Paul Messaris, Cynthia Freeland, Sheena Rogers, Malcolm Turvey, Greg M. Smith, Daniel T. Levin, Alicia M. Hymel, and Tim J. Smith

CONTINUITY AND ITS DISCONTENTS

Paul Messaris

CONTINUITY, NARRATIVE, AND CROSS-MODAL CUING OF ATTENTION

Cynthia Freeland

AUTEUR OF ATTENTION: THE FILMMAKER AS COGNITIVE SCIENTIST

Sheena Rogers

THE CONTINUITY OF NARRATIVE COMPREHENSION

Malcolm Turvey

CONTINUITY IS NOT CONTINUOUS

Greg M. Smith

MAKING THE CASE FOR NONPREDICTIVE CONTINUITY PERCEPTION

Daniel T. Levin and Alicia M. Hymel

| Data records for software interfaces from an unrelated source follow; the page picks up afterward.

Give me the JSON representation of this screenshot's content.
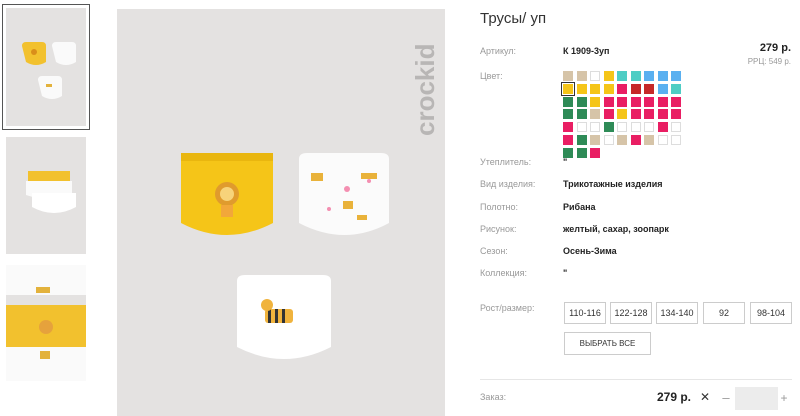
{
  "product": {
    "title": "Трусы/ уп",
    "article_label": "Артикул:",
    "article_value": "К 1909-3уп",
    "price": "279 р.",
    "rrp": "РРЦ: 549 р.",
    "color_label": "Цвет:",
    "brand": "crockid"
  },
  "attributes": [
    {
      "label": "Утеплитель:",
      "value": "\""
    },
    {
      "label": "Вид изделия:",
      "value": "Трикотажные изделия"
    },
    {
      "label": "Полотно:",
      "value": "Рибана"
    },
    {
      "label": "Рисунок:",
      "value": "желтый, сахар, зоопарк"
    },
    {
      "label": "Сезон:",
      "value": "Осень-Зима"
    },
    {
      "label": "Коллекция:",
      "value": "\""
    }
  ],
  "sizes": {
    "label": "Рост/размер:",
    "options": [
      "110-116",
      "122-128",
      "134-140",
      "92",
      "98-104"
    ],
    "select_all": "ВЫБРАТЬ ВСЕ"
  },
  "order": {
    "label": "Заказ:",
    "price": "279 р.",
    "remove": "✕",
    "minus": "–",
    "plus": "+",
    "quantity": ""
  },
  "swatch_colors": [
    [
      "#d6c4a8",
      "#d6c4a8",
      "#ffffff",
      "#f5c518",
      "#4ecdc4",
      "#4ecdc4",
      "#5ab0f0",
      "#5ab0f0",
      "#5ab0f0"
    ],
    [
      "#f5c518",
      "#f5c518",
      "#f5c518",
      "#f5c518",
      "#e91e63",
      "#c62828",
      "#c62828",
      "#5ab0f0",
      "#4ecdc4"
    ],
    [
      "#2e8b57",
      "#2e8b57",
      "#f5c518",
      "#e91e63",
      "#e91e63",
      "#e91e63",
      "#e91e63",
      "#e91e63",
      "#e91e63"
    ],
    [
      "#2e8b57",
      "#2e8b57",
      "#d6c4a8",
      "#e91e63",
      "#f5c518",
      "#e91e63",
      "#e91e63",
      "#e91e63",
      "#e91e63"
    ],
    [
      "#e91e63",
      "#ffffff",
      "#ffffff",
      "#2e8b57",
      "#ffffff",
      "#ffffff",
      "#ffffff",
      "#e91e63",
      "#ffffff"
    ],
    [
      "#e91e63",
      "#2e8b57",
      "#d6c4a8",
      "#ffffff",
      "#d6c4a8",
      "#e91e63",
      "#d6c4a8",
      "#ffffff",
      "#ffffff"
    ],
    [
      "#2e8b57",
      "#2e8b57",
      "#e91e63"
    ]
  ]
}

EXTENDING ATOCC: A REPLY

Tim J. Smith